#### [Entries from a dataset of interfaces]

····················

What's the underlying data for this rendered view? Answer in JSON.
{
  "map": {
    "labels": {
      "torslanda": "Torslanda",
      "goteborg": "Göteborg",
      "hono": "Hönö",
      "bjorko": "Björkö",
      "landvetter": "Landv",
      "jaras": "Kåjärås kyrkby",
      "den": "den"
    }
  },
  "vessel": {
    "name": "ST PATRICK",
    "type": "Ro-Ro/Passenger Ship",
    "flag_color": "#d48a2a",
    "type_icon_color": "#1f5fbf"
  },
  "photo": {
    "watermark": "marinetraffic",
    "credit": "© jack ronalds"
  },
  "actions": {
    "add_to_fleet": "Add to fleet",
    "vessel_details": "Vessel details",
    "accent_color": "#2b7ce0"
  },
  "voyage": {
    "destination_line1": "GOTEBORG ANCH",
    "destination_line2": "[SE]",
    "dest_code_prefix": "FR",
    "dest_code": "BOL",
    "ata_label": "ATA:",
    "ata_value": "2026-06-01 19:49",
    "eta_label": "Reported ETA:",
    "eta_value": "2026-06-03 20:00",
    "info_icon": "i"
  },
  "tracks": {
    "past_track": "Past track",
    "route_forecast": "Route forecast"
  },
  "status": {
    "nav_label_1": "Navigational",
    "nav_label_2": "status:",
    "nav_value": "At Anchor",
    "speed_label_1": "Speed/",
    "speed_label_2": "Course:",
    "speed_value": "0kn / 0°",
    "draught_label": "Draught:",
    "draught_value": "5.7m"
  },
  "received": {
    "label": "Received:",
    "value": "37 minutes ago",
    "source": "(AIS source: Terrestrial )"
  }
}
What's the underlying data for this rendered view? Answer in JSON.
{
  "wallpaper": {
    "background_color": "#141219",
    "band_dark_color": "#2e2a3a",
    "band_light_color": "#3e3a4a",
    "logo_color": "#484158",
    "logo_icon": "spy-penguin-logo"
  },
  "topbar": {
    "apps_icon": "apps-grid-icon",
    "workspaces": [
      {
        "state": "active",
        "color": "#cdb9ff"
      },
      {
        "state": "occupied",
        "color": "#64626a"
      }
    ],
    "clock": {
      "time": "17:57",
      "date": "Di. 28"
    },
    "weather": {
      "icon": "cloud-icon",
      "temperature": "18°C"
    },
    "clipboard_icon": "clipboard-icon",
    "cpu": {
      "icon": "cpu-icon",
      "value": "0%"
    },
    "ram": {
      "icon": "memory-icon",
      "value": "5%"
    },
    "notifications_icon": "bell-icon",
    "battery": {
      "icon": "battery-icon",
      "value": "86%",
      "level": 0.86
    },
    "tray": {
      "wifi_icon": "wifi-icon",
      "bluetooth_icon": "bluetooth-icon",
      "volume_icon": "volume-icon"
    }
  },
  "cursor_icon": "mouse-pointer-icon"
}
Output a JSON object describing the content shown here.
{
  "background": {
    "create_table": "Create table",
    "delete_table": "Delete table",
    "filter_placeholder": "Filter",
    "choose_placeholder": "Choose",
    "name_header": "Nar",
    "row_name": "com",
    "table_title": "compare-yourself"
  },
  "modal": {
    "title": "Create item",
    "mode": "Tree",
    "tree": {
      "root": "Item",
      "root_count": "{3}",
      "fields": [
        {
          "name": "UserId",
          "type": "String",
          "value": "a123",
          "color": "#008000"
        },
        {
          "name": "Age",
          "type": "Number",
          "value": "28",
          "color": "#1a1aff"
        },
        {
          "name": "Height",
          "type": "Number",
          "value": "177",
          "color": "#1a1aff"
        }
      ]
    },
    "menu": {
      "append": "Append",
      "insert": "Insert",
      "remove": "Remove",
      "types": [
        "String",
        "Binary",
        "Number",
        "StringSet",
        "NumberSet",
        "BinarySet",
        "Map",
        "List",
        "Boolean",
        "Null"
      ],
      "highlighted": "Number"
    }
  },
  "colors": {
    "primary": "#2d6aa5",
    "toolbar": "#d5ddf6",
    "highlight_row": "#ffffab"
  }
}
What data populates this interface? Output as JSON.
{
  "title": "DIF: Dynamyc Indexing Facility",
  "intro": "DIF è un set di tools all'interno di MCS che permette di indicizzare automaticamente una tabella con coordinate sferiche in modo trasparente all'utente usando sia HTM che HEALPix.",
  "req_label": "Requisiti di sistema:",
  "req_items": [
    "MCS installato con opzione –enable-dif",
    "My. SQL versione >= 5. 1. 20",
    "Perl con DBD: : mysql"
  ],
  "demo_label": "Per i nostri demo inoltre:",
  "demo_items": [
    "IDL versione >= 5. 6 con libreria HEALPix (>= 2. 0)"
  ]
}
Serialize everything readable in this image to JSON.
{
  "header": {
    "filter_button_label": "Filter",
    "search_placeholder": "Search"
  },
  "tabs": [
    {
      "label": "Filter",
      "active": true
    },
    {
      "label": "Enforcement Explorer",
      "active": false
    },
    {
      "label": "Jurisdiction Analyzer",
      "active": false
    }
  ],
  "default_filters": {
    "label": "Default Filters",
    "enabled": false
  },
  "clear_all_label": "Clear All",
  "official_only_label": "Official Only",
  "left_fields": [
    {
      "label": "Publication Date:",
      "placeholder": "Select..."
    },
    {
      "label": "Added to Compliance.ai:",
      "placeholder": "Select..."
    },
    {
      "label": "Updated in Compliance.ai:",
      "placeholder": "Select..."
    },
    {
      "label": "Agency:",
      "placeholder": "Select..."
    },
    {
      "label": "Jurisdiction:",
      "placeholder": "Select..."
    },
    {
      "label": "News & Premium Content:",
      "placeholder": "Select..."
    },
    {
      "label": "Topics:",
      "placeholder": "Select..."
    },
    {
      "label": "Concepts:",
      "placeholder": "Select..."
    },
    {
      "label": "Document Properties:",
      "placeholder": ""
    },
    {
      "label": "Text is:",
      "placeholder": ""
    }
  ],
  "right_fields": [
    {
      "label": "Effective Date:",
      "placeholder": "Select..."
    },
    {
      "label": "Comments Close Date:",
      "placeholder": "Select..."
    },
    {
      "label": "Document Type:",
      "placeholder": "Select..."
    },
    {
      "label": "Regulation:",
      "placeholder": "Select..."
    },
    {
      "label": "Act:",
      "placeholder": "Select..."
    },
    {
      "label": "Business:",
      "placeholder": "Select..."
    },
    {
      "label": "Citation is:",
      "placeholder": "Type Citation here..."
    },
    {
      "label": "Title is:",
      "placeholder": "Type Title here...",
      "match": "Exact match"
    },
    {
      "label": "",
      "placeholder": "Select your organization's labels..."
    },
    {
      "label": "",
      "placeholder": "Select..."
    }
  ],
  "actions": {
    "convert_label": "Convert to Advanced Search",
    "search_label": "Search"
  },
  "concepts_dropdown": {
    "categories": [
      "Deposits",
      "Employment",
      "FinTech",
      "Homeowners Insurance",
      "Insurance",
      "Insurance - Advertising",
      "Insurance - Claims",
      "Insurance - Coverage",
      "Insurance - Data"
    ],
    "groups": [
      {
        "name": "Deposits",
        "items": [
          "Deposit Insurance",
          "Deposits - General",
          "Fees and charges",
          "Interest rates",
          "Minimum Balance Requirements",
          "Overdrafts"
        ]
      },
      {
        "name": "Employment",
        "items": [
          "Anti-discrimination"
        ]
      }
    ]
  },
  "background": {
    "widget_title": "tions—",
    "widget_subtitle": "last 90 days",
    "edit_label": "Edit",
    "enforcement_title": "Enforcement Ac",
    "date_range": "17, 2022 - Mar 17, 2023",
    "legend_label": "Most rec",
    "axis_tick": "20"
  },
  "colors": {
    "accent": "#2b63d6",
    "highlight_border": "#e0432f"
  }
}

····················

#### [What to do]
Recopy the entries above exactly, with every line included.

#### [Expected output]
What's the underlying data for this rendered view? Answer in JSON.
{
  "map": {
    "labels": {
      "torslanda": "Torslanda",
      "goteborg": "Göteborg",
      "hono": "Hönö",
      "bjorko": "Björkö",
      "landvetter": "Landv",
      "jaras": "Kåjärås kyrkby",
      "den": "den"
    }
  },
  "vessel": {
    "name": "ST PATRICK",
    "type": "Ro-Ro/Passenger Ship",
    "flag_color": "#d48a2a",
    "type_icon_color": "#1f5fbf"
  },
  "photo": {
    "watermark": "marinetraffic",
    "credit": "© jack ronalds"
  },
  "actions": {
    "add_to_fleet": "Add to fleet",
    "vessel_details": "Vessel details",
    "accent_color": "#2b7ce0"
  },
  "voyage": {
    "destination_line1": "GOTEBORG ANCH",
    "destination_line2": "[SE]",
    "dest_code_prefix": "FR",
    "dest_code": "BOL",
    "ata_label": "ATA:",
    "ata_value": "2026-06-01 19:49",
    "eta_label": "Reported ETA:",
    "eta_value": "2026-06-03 20:00",
    "info_icon": "i"
  },
  "tracks": {
    "past_track": "Past track",
    "route_forecast": "Route forecast"
  },
  "status": {
    "nav_label_1": "Navigational",
    "nav_label_2": "status:",
    "nav_value": "At Anchor",
    "speed_label_1": "Speed/",
    "speed_label_2": "Course:",
    "speed_value": "0kn / 0°",
    "draught_label": "Draught:",
    "draught_value": "5.7m"
  },
  "received": {
    "label": "Received:",
    "value": "37 minutes ago",
    "source": "(AIS source: Terrestrial )"
  }
}
What's the underlying data for this rendered view? Answer in JSON.
{
  "wallpaper": {
    "background_color": "#141219",
    "band_dark_color": "#2e2a3a",
    "band_light_color": "#3e3a4a",
    "logo_color": "#484158",
    "logo_icon": "spy-penguin-logo"
  },
  "topbar": {
    "apps_icon": "apps-grid-icon",
    "workspaces": [
      {
        "state": "active",
        "color": "#cdb9ff"
      },
      {
        "state": "occupied",
        "color": "#64626a"
      }
    ],
    "clock": {
      "time": "17:57",
      "date": "Di. 28"
    },
    "weather": {
      "icon": "cloud-icon",
      "temperature": "18°C"
    },
    "clipboard_icon": "clipboard-icon",
    "cpu": {
      "icon": "cpu-icon",
      "value": "0%"
    },
    "ram": {
      "icon": "memory-icon",
      "value": "5%"
    },
    "notifications_icon": "bell-icon",
    "battery": {
      "icon": "battery-icon",
      "value": "86%",
      "level": 0.86
    },
    "tray": {
      "wifi_icon": "wifi-icon",
      "bluetooth_icon": "bluetooth-icon",
      "volume_icon": "volume-icon"
    }
  },
  "cursor_icon": "mouse-pointer-icon"
}
Output a JSON object describing the content shown here.
{
  "background": {
    "create_table": "Create table",
    "delete_table": "Delete table",
    "filter_placeholder": "Filter",
    "choose_placeholder": "Choose",
    "name_header": "Nar",
    "row_name": "com",
    "table_title": "compare-yourself"
  },
  "modal": {
    "title": "Create item",
    "mode": "Tree",
    "tree": {
      "root": "Item",
      "root_count": "{3}",
      "fields": [
        {
          "name": "UserId",
          "type": "String",
          "value": "a123",
          "color": "#008000"
        },
        {
          "name": "Age",
          "type": "Number",
          "value": "28",
          "color": "#1a1aff"
        },
        {
          "name": "Height",
          "type": "Number",
          "value": "177",
          "color": "#1a1aff"
        }
      ]
    },
    "menu": {
      "append": "Append",
      "insert": "Insert",
      "remove": "Remove",
      "types": [
        "String",
        "Binary",
        "Number",
        "StringSet",
        "NumberSet",
        "BinarySet",
        "Map",
        "List",
        "Boolean",
        "Null"
      ],
      "highlighted": "Number"
    }
  },
  "colors": {
    "primary": "#2d6aa5",
    "toolbar": "#d5ddf6",
    "highlight_row": "#ffffab"
  }
}
What data populates this interface? Output as JSON.
{
  "title": "DIF: Dynamyc Indexing Facility",
  "intro": "DIF è un set di tools all'interno di MCS che permette di indicizzare automaticamente una tabella con coordinate sferiche in modo trasparente all'utente usando sia HTM che HEALPix.",
  "req_label": "Requisiti di sistema:",
  "req_items": [
    "MCS installato con opzione –enable-dif",
    "My. SQL versione >= 5. 1. 20",
    "Perl con DBD: : mysql"
  ],
  "demo_label": "Per i nostri demo inoltre:",
  "demo_items": [
    "IDL versione >= 5. 6 con libreria HEALPix (>= 2. 0)"
  ]
}
Serialize everything readable in this image to JSON.
{
  "header": {
    "filter_button_label": "Filter",
    "search_placeholder": "Search"
  },
  "tabs": [
    {
      "label": "Filter",
      "active": true
    },
    {
      "label": "Enforcement Explorer",
      "active": false
    },
    {
      "label": "Jurisdiction Analyzer",
      "active": false
    }
  ],
  "default_filters": {
    "label": "Default Filters",
    "enabled": false
  },
  "clear_all_label": "Clear All",
  "official_only_label": "Official Only",
  "left_fields": [
    {
      "label": "Publication Date:",
      "placeholder": "Select..."
    },
    {
      "label": "Added to Compliance.ai:",
      "placeholder": "Select..."
    },
    {
      "label": "Updated in Compliance.ai:",
      "placeholder": "Select..."
    },
    {
      "label": "Agency:",
      "placeholder": "Select..."
    },
    {
      "label": "Jurisdiction:",
      "placeholder": "Select..."
    },
    {
      "label": "News & Premium Content:",
      "placeholder": "Select..."
    },
    {
      "label": "Topics:",
      "placeholder": "Select..."
    },
    {
      "label": "Concepts:",
      "placeholder": "Select..."
    },
    {
      "label": "Document Properties:",
      "placeholder": ""
    },
    {
      "label": "Text is:",
      "placeholder": ""
    }
  ],
  "right_fields": [
    {
      "label": "Effective Date:",
      "placeholder": "Select..."
    },
    {
      "label": "Comments Close Date:",
      "placeholder": "Select..."
    },
    {
      "label": "Document Type:",
      "placeholder": "Select..."
    },
    {
      "label": "Regulation:",
      "placeholder": "Select..."
    },
    {
      "label": "Act:",
      "placeholder": "Select..."
    },
    {
      "label": "Business:",
      "placeholder": "Select..."
    },
    {
      "label": "Citation is:",
      "placeholder": "Type Citation here..."
    },
    {
      "label": "Title is:",
      "placeholder": "Type Title here...",
      "match": "Exact match"
    },
    {
      "label": "",
      "placeholder": "Select your organization's labels..."
    },
    {
      "label": "",
      "placeholder": "Select..."
    }
  ],
  "actions": {
    "convert_label": "Convert to Advanced Search",
    "search_label": "Search"
  },
  "concepts_dropdown": {
    "categories": [
      "Deposits",
      "Employment",
      "FinTech",
      "Homeowners Insurance",
      "Insurance",
      "Insurance - Advertising",
      "Insurance - Claims",
      "Insurance - Coverage",
      "Insurance - Data"
    ],
    "groups": [
      {
        "name": "Deposits",
        "items": [
          "Deposit Insurance",
          "Deposits - General",
          "Fees and charges",
          "Interest rates",
          "Minimum Balance Requirements",
          "Overdrafts"
        ]
      },
      {
        "name": "Employment",
        "items": [
          "Anti-discrimination"
        ]
      }
    ]
  },
  "background": {
    "widget_title": "tions—",
    "widget_subtitle": "last 90 days",
    "edit_label": "Edit",
    "enforcement_title": "Enforcement Ac",
    "date_range": "17, 2022 - Mar 17, 2023",
    "legend_label": "Most rec",
    "axis_tick": "20"
  },
  "colors": {
    "accent": "#2b63d6",
    "highlight_border": "#e0432f"
  }
}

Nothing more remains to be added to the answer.